Some cuts and scrapes are minor, requiring only some light pressure to stop the bleeding, adequate cleaning and a bandage to protect it while it heals. However, if the cut is deep, or continues to bleed with applied pressure, have it seen to right away. If a deep cut goes more than 24 hours without treatment, it may be impossible to get stitches to close the wound, for fear of infection. If you can’t make it in right away, try to rinse the wound to remove debris and keep the area moist until you can see a doctor.

Animal Bites

Most animal bites do not need emergency treatment. However, all bites should be thoroughly cleaned and receive medical evaluation as soon as possible. An animal bite becomes an emergency in the case of:

  • A deep puncture wound
  • A wound in which the flesh is torn
  • Excessive bleeding
  • Possible broken bones

Even minor bites should be evaluated – especially in the case of a bite from an unknown animal, which may carry rabies or other diseases.

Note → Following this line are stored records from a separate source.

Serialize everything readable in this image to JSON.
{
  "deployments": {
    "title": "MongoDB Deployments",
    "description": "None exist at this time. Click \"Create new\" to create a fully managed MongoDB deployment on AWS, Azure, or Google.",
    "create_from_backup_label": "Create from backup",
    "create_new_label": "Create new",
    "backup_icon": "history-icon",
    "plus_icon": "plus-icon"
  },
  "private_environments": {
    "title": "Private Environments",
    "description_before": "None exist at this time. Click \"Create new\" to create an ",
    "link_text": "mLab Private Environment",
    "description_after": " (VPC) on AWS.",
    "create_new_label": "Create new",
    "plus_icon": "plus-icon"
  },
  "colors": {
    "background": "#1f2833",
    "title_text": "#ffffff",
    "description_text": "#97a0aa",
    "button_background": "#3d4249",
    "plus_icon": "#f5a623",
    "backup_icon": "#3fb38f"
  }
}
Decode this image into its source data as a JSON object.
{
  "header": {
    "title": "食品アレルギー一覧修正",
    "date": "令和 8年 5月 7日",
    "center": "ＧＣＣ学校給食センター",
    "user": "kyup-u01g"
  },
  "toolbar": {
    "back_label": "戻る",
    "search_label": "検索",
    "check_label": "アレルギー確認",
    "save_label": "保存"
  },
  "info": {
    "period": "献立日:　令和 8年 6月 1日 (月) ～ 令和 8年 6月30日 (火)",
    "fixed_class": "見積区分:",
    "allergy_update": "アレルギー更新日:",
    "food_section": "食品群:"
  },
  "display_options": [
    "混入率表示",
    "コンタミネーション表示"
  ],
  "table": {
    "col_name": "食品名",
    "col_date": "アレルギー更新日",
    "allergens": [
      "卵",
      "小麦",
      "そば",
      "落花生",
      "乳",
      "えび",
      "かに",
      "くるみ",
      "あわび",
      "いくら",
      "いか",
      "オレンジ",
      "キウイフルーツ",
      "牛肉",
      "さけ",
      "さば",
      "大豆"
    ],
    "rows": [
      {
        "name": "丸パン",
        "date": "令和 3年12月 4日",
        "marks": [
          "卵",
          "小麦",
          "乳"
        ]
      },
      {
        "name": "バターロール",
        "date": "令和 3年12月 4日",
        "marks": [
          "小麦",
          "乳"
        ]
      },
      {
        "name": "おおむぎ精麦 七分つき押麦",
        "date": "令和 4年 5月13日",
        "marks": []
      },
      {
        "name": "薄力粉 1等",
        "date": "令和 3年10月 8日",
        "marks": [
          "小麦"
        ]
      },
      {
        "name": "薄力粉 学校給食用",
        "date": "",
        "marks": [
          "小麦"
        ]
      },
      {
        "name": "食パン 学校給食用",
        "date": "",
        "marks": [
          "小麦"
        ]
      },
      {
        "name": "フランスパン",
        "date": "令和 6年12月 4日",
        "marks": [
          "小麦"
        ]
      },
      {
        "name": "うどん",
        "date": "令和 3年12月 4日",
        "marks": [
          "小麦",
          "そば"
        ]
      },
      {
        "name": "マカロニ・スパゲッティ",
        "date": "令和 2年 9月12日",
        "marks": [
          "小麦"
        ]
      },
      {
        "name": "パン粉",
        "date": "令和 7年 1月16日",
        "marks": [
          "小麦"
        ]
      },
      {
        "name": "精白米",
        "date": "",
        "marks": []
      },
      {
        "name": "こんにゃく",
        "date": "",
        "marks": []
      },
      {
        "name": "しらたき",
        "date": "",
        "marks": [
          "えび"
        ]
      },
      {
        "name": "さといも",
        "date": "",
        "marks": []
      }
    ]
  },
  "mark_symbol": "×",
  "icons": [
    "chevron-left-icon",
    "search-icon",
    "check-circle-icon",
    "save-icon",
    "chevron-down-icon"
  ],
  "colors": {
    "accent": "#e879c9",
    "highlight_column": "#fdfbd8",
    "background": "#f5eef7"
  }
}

Falls are among the most common of accidents in the United States. It becomes an urgent situation when the injury involves the head or if the injured body part bruises and/or swells rapidly and the victim cannot use the injured body part. An unsteady gait and falling can sometimes be a sign of an underlying medical condition.


Don’t panic. Try to remain calm as you are assessing the severity of a wound. Wounds to the face or head will almost always appear to bleed a lot, because the skin over the face and head is densely packed with blood vessels. First, clean up as much of the blood as you can, then check for deep wounds or excessive bleeding.

Keep a comprehensive first aid kit in your home and a smaller kit in each car. You can buy them ready-made or, build your own:

  • Adhesive bandages in a variety of sizes
  • Antacid (for upset stomach)
  • Antibiotic ointment
  • Antibiotic towelettes
  • Anti-diarrhea medication
  • Burn ointment
  • Chemical Ice and heat packs
  • Eye wash solution
  • Pain relievers (aspirin and/or non-aspirin)
  • Prescription medications and supplies, such as a glucose meter and strips *
  • Scissors
  • Sterile bandages or gauze – to control bleeding
  • Sterile non-latex gloves
  • Thermometer
  • Tube of petroleum jelly or other lubricant
  • Tweezers
* Be sure to rotate medications to ensure that they do not expire.

The above is not meant to be a comprehensive list, but an overview of situations that may call for medical intervention. If you are still undecided, call us.